#### Required work
Look through the listing and locate every line containing the word "With"; copy those lines.

***

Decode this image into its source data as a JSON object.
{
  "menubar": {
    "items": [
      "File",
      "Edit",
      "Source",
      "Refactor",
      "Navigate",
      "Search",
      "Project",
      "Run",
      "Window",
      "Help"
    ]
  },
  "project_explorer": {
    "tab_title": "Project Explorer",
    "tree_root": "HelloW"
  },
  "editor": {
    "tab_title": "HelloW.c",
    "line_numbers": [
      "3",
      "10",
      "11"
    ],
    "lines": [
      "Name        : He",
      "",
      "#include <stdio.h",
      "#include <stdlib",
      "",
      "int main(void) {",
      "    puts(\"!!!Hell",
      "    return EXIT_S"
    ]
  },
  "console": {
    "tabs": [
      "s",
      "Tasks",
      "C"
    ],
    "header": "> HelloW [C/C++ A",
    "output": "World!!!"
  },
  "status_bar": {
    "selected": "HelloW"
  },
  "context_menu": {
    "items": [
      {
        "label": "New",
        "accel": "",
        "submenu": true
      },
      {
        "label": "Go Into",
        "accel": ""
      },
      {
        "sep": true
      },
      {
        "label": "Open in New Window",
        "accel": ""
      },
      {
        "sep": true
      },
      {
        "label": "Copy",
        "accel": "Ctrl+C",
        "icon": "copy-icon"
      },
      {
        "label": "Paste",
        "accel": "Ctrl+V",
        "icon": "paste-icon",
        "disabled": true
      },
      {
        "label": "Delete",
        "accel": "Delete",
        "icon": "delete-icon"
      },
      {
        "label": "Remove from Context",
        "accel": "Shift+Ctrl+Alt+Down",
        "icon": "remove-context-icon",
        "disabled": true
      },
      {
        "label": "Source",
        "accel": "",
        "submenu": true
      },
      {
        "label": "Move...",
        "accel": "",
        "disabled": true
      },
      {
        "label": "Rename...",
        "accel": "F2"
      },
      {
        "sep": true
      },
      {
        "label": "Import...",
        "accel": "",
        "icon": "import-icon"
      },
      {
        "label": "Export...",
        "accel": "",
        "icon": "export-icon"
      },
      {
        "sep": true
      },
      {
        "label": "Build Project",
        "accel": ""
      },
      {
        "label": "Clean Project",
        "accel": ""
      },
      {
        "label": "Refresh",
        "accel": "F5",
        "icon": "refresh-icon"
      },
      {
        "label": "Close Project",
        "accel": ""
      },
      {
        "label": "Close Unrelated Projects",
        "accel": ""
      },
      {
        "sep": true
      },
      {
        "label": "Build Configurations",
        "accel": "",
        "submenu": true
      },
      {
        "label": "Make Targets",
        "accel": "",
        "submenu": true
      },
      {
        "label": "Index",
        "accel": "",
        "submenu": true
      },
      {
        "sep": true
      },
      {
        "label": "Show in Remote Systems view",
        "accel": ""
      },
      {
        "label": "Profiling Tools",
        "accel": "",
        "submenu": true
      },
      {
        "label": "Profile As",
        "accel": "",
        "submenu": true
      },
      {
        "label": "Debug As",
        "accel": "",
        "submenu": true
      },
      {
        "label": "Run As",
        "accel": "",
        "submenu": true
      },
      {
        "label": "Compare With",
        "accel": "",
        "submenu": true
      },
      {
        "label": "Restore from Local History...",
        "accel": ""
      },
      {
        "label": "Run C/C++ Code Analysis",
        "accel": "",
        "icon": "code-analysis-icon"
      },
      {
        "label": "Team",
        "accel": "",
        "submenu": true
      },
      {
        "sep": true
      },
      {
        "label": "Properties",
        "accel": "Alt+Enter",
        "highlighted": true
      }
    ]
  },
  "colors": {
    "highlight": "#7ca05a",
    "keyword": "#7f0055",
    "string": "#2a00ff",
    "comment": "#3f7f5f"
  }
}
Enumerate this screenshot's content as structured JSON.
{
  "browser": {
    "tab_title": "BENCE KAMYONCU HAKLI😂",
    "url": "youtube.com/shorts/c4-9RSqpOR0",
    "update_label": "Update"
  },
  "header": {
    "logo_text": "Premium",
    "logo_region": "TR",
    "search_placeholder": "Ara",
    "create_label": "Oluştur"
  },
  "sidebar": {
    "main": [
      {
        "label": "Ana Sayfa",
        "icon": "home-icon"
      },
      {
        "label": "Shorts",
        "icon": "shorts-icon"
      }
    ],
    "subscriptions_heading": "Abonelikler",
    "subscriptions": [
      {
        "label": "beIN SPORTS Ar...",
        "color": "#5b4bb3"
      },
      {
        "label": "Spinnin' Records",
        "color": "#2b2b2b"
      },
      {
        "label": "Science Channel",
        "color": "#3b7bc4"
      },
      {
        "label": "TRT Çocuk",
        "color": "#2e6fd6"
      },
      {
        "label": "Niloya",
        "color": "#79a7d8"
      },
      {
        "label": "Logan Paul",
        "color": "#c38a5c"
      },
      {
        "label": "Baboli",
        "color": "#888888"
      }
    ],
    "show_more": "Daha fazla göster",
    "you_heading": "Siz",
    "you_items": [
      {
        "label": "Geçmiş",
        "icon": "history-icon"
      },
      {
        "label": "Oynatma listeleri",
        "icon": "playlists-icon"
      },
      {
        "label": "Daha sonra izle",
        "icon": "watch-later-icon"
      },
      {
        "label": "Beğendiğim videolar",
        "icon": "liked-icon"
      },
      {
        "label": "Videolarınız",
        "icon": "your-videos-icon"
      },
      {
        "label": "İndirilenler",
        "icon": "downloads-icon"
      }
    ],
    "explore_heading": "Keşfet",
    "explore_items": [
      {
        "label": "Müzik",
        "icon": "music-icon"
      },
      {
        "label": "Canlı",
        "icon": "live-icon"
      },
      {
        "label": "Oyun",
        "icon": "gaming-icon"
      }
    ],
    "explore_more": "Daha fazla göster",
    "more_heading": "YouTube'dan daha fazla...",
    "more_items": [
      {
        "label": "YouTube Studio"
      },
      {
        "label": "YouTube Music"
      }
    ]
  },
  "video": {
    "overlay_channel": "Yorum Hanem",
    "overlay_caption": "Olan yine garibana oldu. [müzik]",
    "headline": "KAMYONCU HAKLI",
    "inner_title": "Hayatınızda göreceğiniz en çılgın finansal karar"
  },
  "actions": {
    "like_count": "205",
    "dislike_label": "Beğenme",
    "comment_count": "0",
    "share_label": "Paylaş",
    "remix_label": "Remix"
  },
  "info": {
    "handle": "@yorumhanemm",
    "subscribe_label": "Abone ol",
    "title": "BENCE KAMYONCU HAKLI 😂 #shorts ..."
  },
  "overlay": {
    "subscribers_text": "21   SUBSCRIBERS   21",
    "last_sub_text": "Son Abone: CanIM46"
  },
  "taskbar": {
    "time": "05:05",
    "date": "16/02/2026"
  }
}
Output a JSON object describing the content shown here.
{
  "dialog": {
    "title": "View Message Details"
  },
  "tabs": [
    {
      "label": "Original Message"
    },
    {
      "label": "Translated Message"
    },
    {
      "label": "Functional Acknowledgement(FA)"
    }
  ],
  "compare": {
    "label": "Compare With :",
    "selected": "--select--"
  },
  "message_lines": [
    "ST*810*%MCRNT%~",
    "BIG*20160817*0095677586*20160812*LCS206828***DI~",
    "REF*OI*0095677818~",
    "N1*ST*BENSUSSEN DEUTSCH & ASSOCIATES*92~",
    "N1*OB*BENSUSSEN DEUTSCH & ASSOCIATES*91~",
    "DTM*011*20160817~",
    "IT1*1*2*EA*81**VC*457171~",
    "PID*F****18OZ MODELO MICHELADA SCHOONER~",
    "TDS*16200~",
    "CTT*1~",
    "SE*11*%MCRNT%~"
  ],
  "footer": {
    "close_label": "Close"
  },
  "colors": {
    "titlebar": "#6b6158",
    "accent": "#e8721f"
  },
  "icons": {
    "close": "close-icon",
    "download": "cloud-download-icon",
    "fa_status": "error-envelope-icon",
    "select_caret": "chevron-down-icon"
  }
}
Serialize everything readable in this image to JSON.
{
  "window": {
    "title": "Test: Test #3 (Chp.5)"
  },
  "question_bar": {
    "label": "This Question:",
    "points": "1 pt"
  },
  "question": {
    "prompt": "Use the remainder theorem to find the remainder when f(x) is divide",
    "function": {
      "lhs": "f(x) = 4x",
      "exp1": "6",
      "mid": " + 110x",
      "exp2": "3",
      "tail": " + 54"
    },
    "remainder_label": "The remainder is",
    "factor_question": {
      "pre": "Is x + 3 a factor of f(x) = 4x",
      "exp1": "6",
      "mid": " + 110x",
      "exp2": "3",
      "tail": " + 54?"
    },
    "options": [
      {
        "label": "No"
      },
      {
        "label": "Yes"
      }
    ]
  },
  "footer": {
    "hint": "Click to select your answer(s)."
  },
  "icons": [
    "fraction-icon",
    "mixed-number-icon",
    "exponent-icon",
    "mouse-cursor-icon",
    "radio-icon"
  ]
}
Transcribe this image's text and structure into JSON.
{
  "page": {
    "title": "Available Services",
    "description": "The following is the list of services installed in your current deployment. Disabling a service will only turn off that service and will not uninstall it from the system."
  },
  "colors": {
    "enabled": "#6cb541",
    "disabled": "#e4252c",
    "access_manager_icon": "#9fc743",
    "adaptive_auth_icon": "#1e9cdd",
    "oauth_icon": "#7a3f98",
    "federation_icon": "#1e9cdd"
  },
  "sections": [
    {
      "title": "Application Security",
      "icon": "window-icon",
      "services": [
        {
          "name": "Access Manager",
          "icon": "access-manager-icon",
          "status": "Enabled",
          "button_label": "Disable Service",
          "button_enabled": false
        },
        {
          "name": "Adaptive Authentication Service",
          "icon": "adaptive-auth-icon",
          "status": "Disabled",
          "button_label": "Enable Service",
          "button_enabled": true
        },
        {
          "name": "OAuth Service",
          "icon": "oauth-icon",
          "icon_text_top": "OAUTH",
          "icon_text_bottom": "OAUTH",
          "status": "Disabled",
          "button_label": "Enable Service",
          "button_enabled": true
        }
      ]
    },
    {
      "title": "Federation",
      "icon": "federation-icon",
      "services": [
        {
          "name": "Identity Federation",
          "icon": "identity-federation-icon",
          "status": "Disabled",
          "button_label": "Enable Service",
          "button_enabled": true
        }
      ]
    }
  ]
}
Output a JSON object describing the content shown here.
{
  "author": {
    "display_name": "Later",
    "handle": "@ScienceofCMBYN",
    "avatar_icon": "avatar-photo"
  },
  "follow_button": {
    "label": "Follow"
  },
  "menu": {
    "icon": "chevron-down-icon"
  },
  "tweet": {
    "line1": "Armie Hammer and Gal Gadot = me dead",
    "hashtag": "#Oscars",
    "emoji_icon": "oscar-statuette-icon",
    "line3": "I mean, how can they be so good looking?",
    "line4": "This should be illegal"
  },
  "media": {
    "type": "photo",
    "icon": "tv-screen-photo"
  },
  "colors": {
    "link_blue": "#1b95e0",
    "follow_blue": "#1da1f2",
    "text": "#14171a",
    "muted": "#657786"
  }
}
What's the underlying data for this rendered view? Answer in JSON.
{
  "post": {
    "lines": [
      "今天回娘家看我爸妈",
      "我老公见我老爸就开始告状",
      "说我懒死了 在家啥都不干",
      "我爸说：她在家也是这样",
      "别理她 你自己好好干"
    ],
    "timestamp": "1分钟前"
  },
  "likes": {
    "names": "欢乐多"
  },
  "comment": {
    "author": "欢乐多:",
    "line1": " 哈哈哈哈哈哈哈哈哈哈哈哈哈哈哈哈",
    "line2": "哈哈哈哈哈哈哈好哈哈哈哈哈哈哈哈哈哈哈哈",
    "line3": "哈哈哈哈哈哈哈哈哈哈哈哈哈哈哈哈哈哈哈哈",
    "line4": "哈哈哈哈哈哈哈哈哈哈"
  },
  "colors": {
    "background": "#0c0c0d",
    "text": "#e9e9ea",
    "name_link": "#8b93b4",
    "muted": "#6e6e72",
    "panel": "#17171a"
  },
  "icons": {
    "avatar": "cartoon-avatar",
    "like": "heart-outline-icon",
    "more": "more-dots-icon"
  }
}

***

#### Task response
        "label": "Compare With",
    "label": "Compare With :",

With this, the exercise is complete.